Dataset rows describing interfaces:
Content starts
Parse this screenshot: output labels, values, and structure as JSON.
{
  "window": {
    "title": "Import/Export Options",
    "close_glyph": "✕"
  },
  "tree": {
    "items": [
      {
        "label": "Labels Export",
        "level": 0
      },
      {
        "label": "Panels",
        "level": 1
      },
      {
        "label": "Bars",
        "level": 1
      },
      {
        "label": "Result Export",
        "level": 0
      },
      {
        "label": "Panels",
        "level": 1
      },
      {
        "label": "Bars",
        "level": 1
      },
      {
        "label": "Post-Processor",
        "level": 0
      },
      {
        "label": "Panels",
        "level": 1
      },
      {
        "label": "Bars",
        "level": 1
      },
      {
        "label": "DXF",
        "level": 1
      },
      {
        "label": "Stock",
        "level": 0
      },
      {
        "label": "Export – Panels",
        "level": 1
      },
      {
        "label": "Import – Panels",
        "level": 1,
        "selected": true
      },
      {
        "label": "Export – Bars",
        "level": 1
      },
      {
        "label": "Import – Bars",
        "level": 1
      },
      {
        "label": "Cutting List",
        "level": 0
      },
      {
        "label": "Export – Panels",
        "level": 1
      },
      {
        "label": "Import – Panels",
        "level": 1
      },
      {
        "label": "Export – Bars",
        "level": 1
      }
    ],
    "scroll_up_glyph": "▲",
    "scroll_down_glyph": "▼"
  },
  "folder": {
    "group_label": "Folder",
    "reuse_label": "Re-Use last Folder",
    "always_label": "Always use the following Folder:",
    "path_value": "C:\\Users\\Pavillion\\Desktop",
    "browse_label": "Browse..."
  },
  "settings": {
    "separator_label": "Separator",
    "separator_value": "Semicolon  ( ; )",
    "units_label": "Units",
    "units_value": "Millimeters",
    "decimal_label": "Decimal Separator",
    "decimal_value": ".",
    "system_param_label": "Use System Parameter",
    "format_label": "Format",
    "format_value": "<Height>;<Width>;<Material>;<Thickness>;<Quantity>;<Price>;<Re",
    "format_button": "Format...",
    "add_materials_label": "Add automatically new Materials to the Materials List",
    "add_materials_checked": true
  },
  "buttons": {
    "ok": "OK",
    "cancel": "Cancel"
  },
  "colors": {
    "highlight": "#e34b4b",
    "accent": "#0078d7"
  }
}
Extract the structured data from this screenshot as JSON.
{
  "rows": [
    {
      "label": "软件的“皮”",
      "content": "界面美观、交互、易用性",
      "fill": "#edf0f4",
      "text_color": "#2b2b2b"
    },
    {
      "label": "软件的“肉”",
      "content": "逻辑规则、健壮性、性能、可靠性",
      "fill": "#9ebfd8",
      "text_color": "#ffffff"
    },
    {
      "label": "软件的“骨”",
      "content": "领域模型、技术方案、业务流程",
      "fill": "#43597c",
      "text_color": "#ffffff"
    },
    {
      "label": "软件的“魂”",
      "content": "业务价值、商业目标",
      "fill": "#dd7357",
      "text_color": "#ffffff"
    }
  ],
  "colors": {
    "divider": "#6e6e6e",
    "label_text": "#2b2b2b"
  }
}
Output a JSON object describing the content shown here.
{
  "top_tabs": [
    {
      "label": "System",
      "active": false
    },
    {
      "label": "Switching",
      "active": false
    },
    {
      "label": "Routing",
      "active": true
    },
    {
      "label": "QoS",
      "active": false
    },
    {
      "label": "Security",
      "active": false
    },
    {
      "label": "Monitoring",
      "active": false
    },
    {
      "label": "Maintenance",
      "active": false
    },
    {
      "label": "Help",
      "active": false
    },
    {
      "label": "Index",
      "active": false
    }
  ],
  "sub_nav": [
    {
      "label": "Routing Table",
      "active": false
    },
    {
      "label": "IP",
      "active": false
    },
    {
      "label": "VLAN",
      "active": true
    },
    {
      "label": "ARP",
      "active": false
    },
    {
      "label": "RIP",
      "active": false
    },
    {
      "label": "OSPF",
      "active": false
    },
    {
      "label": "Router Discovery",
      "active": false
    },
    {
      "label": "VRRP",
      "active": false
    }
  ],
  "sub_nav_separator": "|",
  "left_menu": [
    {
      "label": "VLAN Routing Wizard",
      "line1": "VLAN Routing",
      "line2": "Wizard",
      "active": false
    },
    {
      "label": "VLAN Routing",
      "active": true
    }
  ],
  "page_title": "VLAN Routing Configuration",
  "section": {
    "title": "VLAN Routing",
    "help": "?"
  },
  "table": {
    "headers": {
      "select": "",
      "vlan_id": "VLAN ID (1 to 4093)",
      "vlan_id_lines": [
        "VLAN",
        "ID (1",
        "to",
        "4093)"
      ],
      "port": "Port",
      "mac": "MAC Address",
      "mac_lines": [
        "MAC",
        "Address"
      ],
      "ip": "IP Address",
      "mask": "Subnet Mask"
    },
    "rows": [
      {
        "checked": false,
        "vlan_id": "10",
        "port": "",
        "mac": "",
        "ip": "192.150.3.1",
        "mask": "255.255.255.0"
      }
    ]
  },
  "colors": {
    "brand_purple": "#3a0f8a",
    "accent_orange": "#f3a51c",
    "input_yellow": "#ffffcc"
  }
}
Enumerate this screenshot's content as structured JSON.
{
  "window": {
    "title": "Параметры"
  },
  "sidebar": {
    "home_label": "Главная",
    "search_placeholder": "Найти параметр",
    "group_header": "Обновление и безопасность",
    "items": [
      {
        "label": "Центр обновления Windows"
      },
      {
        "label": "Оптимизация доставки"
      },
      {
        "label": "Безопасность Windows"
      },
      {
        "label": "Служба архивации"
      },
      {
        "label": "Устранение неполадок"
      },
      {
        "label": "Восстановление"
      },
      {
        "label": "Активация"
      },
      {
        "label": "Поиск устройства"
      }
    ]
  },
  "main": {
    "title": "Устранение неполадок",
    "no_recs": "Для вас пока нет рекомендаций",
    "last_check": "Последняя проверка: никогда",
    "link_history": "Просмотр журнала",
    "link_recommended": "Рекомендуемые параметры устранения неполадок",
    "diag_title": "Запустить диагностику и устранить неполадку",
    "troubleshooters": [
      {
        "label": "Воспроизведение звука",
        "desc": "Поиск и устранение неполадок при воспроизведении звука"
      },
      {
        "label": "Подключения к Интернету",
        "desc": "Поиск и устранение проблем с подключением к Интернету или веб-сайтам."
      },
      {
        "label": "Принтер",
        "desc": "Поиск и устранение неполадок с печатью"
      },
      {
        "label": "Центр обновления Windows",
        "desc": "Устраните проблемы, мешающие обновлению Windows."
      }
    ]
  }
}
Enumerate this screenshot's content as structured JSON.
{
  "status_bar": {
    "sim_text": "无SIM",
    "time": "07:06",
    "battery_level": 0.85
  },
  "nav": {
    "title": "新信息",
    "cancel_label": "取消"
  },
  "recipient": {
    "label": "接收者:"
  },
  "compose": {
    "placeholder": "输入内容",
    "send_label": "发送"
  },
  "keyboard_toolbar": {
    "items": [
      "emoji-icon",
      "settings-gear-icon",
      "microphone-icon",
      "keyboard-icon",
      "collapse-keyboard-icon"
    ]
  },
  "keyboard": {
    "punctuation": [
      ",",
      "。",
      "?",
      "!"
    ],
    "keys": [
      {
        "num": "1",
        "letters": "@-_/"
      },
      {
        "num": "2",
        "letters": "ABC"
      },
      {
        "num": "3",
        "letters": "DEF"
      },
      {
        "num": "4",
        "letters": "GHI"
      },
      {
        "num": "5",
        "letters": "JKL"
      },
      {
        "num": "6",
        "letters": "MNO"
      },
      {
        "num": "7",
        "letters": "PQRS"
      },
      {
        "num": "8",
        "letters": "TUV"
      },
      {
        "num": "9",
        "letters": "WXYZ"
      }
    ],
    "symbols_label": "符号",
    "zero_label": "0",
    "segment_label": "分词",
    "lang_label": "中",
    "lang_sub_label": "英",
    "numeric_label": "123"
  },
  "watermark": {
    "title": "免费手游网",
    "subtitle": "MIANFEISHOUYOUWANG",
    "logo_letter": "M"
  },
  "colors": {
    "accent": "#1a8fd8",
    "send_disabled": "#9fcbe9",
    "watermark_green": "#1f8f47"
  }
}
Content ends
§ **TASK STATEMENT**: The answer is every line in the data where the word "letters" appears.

§ **EXPECTED ANSWER**:
        "letters": "@-_/"
        "letters": "ABC"
        "letters": "DEF"
        "letters": "GHI"
        "letters": "JKL"
        "letters": "MNO"
        "letters": "PQRS"
        "letters": "TUV"
        "letters": "WXYZ"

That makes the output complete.